Phrase structure rules

phrase structurephrase structure rulerules
For example, rather than asserting that sentences are constructed by a rule that combines a noun phrase (NP) and a verb phrase (VP) (e.g., the phrase structure rule S → NP VP), in categorial grammar, such principles are embedded in the category of the head word itself.
Phrase structure rules are a type of rewrite rule used to describe a given language's syntax and are closely associated with the early stages of transformational grammar, being first proposed by Noam Chomsky in 1957.

Head (linguistics)

headheadsheaded
For example, rather than asserting that sentences are constructed by a rule that combines a noun phrase (NP) and a verb phrase (VP) (e.g., the phrase structure rule S → NP VP), in categorial grammar, such principles are embedded in the category of the head word itself.
In linguistics, the head or nucleus of a phrase is the word that determines the syntactic category of that phrase.

Nanosyntax

Nanosyntax
Nanosyntax is an approach to syntax in which the terminal nodes of syntactic parse trees may be reduced to units smaller than a morpheme.

Relational grammar

relational
Relational grammar (RG) (now largely out of date)
In linguistics, relational grammar (RG) is a syntactic theory which argues that primitive grammatical relations provide the ideal means to state syntactic rules in universal terms.

Syntactic category

syntactic categoriesfunctional categoriescategories
Categorial grammar is an approach that attributes the syntactic structure not to rules of grammar, but to the properties of the syntactic categories themselves.
A syntactic category is a type of syntactic unit that theories of syntax assume.

Musical syntax

Musical syntax
When analysing the regularities and structure of music as well as the processing of music in the brain, certain findings lead to the question of whether music is based on a syntax that could be compared with linguistic syntax.

Arc pair grammar

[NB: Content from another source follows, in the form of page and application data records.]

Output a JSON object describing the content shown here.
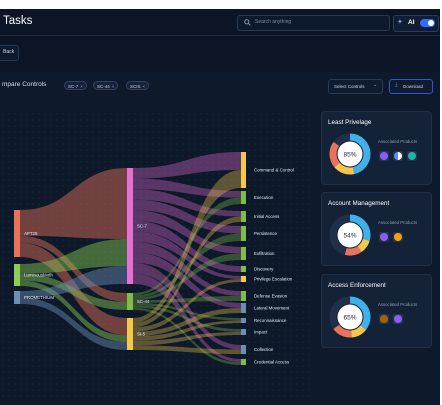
{
  "header": {
    "title": "Tasks",
    "search_placeholder": "Search anything",
    "ai_label": "AI",
    "ai_enabled": true
  },
  "toolbar": {
    "back_label": "Back"
  },
  "compare": {
    "title": "mpare Controls",
    "chips": [
      "SC-7",
      "SC-44",
      "SCIS"
    ],
    "select_label": "Select Controls",
    "download_label": "Download"
  },
  "sankey": {
    "sources": [
      {
        "id": "apt29",
        "label": "APT29",
        "color": "#e8735a"
      },
      {
        "id": "luminous",
        "label": "LuminousMoth",
        "color": "#8ccd55"
      },
      {
        "id": "promethium",
        "label": "PROMETHIUM",
        "color": "#6d8fb6"
      }
    ],
    "controls": [
      {
        "id": "sc7",
        "label": "SC-7",
        "color": "#e86fd8"
      },
      {
        "id": "sc44",
        "label": "SC-44",
        "color": "#7fbd4a"
      },
      {
        "id": "si5",
        "label": "SI-5",
        "color": "#f5c84c"
      }
    ],
    "tactics": [
      {
        "label": "Command & Control",
        "color": "#f5c84c"
      },
      {
        "label": "Execution",
        "color": "#7fbd4a"
      },
      {
        "label": "Initial Access",
        "color": "#7fbd4a"
      },
      {
        "label": "Persistence",
        "color": "#7fbd4a"
      },
      {
        "label": "Exfiltration",
        "color": "#7fbd4a"
      },
      {
        "label": "Discovery",
        "color": "#7fbd4a"
      },
      {
        "label": "Privilege Escalation",
        "color": "#f5c84c"
      },
      {
        "label": "Defense Evasion",
        "color": "#7fbd4a"
      },
      {
        "label": "Lateral Movement",
        "color": "#6d8fb6"
      },
      {
        "label": "Reconnaissance",
        "color": "#6d8fb6"
      },
      {
        "label": "Impact",
        "color": "#6d8fb6"
      },
      {
        "label": "Collection",
        "color": "#6d8fb6"
      },
      {
        "label": "Credential Access",
        "color": "#7fbd4a"
      }
    ]
  },
  "cards": [
    {
      "title": "Least Privelage",
      "percent": "85%",
      "fraction": 0.85,
      "associated_label": "Associated Products",
      "products": [
        "purple-shield-icon",
        "blue-split-icon",
        "teal-eyes-icon"
      ]
    },
    {
      "title": "Account Management",
      "percent": "54%",
      "fraction": 0.54,
      "associated_label": "Associated Products",
      "products": [
        "purple-shield-icon",
        "orange-badge-icon"
      ]
    },
    {
      "title": "Access Enforcement",
      "percent": "65%",
      "fraction": 0.65,
      "associated_label": "Associated Products",
      "products": [
        "brown-cube-icon",
        "purple-shield-icon"
      ]
    }
  ]
}
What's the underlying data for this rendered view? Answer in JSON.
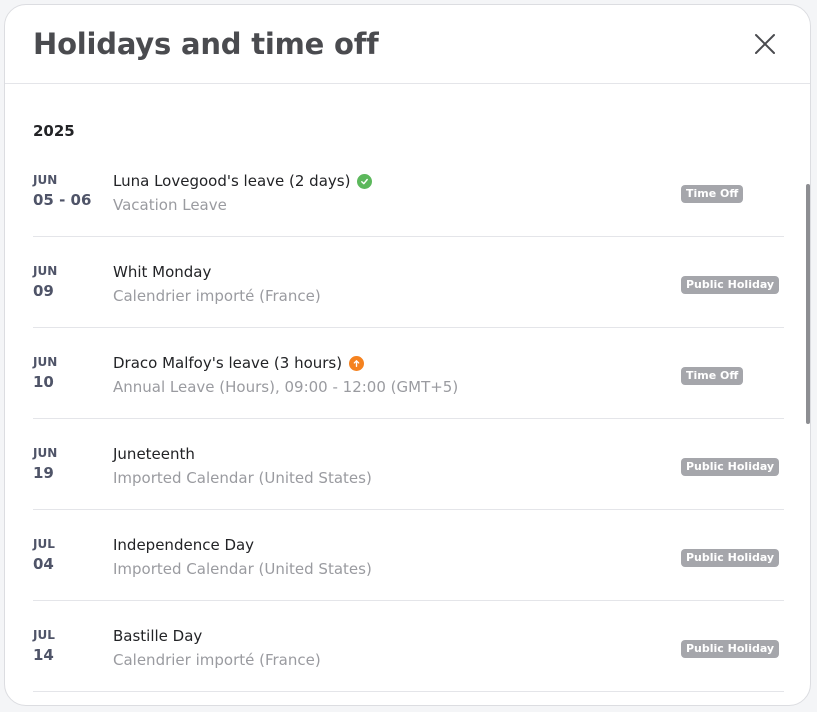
{
  "dialog": {
    "title": "Holidays and time off",
    "year": "2025"
  },
  "events": [
    {
      "month": "JUN",
      "day": "05 - 06",
      "name": "Luna Lovegood's leave (2 days)",
      "subtitle": "Vacation Leave",
      "badge": "Time Off",
      "status_icon": "approved-check-icon",
      "status_color": "#5cb85c"
    },
    {
      "month": "JUN",
      "day": "09",
      "name": "Whit Monday",
      "subtitle": "Calendrier importé (France)",
      "badge": "Public Holiday"
    },
    {
      "month": "JUN",
      "day": "10",
      "name": "Draco Malfoy's leave (3 hours)",
      "subtitle": "Annual Leave (Hours), 09:00 - 12:00 (GMT+5)",
      "badge": "Time Off",
      "status_icon": "pending-arrow-icon",
      "status_color": "#f5821f"
    },
    {
      "month": "JUN",
      "day": "19",
      "name": "Juneteenth",
      "subtitle": "Imported Calendar (United States)",
      "badge": "Public Holiday"
    },
    {
      "month": "JUL",
      "day": "04",
      "name": "Independence Day",
      "subtitle": "Imported Calendar (United States)",
      "badge": "Public Holiday"
    },
    {
      "month": "JUL",
      "day": "14",
      "name": "Bastille Day",
      "subtitle": "Calendrier importé (France)",
      "badge": "Public Holiday"
    }
  ],
  "colors": {
    "badge_background": "#a5a6ab",
    "date_text": "#4f5468"
  }
}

Arc pair grammar
In linguistics, arc pair grammar is a syntactic theory developed by David E. Johnson and Paul Postal which is a formalized continuation of relational grammar developed by David M. Perlmutter and Paul M. Postal.

Adjective

adjectivesadjectivalattributive adjective
Adjective
In linguistics, an adjective (abbreviated ) is a describing word, the main syntactic role of which is to qualify a noun or noun phrase, giving more information about the object signified.

Operator grammar

Operator grammar
Operator Grammar proposes that each human language is a self-organizing system in which both the syntactic and semantic properties of a word are established purely in relation to other words.

Verb–object–subject

VOSverb-object-subjectverb–object–subject (VOS)
The other possible sequences are VSO, VOS, OVS, and OSV, the last three of which are rare.
The Principles and Parameters theory sets VOS and SVO clause structure as syntactically identical, but the theory does not account for why SVO is typologically more common than VOS structure.

Natural language

linguisticnatural languagesnatural
In linguistics, syntax is the set of rules, principles, and processes that govern the structure of sentences in a given language, usually including word order.
Such examples include bees' waggle dance and whale song, to which researchers have found or applied the linguistic cognates of dialect and even syntax.

Lexical functional grammar

lexical-functional grammarLFG
Lexical functional grammar (LFG)
It mainly focuses on syntax, including its relation with morphology and semantics.

Constituent (linguistics)

constituentconstituentssyntactic constituents
Constituent
In syntactic analysis, a constituent is a word or a group of words that functions as a single unit within a hierarchical structure.

Catena (linguistics)

catenacatenae
Catena
In linguistics, the catena (English pronunciation:, plural catenas or catenae; from Latin for "chain") is a unit of syntax and morphology, closely associated with dependency grammars.

Coordination (linguistics)

coordinationcoordinatedcoordinate structure
Coordination
In linguistics, coordination is a frequently occurring complex syntactic structure that links together two or more elements, known as conjuncts or conjoins.